# Supplied information

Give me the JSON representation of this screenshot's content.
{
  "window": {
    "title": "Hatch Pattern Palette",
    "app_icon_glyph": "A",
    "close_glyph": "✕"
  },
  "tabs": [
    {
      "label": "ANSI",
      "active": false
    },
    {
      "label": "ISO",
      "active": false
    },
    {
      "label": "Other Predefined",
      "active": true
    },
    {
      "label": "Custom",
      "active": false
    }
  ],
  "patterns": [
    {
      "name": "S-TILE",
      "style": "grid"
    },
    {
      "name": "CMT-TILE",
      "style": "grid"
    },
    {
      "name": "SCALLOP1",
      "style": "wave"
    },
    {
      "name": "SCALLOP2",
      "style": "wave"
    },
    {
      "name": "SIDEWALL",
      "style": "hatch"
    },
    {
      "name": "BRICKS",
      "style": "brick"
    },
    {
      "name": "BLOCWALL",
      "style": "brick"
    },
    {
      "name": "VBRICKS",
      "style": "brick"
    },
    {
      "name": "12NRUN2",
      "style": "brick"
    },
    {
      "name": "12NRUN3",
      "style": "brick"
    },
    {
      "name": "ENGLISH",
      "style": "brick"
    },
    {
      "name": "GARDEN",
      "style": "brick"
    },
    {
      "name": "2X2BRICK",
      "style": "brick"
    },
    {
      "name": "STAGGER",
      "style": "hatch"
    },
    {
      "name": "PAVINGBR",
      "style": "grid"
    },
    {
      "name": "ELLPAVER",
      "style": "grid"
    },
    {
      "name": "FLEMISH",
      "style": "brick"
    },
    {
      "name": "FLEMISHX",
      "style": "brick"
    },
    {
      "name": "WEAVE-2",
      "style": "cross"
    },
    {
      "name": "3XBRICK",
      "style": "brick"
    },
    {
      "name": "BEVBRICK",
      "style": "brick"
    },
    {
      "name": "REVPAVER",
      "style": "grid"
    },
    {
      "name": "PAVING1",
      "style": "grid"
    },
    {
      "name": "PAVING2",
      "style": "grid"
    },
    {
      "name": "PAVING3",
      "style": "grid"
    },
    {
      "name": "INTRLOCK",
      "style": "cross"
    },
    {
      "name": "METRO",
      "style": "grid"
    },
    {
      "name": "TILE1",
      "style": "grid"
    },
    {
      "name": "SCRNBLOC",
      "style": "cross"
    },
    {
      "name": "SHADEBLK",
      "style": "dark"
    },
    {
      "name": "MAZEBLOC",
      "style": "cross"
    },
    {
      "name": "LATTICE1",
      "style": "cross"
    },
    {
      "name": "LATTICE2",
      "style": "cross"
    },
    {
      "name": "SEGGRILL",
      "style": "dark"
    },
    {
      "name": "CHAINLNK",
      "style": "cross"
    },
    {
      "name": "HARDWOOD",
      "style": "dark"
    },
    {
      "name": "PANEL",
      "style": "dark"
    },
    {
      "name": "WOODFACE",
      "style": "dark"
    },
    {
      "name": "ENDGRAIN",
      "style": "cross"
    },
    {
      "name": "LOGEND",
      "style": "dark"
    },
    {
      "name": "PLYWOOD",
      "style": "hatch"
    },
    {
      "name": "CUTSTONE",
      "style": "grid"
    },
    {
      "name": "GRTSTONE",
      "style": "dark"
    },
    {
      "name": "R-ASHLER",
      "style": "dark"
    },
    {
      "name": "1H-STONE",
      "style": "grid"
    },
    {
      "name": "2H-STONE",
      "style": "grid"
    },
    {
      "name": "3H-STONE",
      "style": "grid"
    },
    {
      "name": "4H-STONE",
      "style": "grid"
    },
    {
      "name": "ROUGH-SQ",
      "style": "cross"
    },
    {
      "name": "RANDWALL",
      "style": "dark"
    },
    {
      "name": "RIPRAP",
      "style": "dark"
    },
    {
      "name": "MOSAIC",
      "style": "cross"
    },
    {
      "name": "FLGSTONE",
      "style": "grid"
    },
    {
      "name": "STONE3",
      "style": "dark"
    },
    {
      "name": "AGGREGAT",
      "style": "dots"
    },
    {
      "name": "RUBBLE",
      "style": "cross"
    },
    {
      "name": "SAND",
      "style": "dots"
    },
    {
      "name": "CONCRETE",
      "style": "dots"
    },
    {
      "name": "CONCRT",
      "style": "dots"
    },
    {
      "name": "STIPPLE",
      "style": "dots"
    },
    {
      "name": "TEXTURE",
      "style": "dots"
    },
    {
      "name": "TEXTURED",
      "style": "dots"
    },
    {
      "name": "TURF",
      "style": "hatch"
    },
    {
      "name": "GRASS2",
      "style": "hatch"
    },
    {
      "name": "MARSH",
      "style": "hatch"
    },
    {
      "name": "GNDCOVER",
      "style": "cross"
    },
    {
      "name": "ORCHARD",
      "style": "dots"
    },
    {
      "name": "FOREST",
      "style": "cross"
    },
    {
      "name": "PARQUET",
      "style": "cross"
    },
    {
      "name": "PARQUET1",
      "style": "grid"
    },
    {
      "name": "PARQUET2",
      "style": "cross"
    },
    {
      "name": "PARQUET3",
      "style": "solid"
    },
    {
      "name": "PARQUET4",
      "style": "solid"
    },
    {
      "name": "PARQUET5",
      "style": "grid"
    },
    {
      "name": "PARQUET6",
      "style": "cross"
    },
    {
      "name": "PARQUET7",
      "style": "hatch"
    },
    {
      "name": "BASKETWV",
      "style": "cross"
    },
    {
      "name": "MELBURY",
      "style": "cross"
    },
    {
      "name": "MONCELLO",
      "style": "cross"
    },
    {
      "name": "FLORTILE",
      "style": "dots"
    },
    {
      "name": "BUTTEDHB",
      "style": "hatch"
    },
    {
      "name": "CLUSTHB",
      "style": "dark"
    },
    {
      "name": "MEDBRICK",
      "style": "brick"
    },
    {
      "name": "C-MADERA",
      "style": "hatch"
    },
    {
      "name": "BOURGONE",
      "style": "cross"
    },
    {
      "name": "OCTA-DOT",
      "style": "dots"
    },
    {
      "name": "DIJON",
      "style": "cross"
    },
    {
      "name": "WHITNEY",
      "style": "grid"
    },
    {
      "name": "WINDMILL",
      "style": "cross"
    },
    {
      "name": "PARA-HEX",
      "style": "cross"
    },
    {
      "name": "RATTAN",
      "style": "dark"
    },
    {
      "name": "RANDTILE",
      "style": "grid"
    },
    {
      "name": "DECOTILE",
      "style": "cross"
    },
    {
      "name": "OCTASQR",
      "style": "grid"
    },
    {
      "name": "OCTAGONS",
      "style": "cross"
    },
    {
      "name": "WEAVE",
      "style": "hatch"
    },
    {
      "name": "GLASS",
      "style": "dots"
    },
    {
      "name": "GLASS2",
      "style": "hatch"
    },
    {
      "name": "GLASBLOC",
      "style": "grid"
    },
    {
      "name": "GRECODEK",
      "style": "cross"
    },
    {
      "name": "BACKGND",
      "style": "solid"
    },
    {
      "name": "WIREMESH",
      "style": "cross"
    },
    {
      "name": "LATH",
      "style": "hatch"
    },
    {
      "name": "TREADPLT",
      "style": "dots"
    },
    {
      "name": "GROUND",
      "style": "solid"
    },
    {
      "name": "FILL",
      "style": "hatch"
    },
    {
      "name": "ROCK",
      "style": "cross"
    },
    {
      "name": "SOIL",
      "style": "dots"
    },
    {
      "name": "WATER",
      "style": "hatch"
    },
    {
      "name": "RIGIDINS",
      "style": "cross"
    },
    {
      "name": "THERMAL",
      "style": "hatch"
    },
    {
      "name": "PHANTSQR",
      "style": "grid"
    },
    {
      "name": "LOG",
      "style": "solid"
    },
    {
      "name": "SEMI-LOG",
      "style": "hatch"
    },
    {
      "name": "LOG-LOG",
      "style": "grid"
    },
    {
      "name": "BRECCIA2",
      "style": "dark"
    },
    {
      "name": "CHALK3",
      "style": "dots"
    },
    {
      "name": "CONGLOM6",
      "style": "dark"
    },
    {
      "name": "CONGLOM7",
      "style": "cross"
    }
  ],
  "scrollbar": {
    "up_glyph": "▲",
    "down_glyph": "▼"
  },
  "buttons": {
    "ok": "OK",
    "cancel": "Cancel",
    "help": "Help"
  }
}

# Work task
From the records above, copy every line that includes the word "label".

# Response box
      "label": "ANSI",
      "label": "ISO",
      "label": "Other Predefined",
      "label": "Custom",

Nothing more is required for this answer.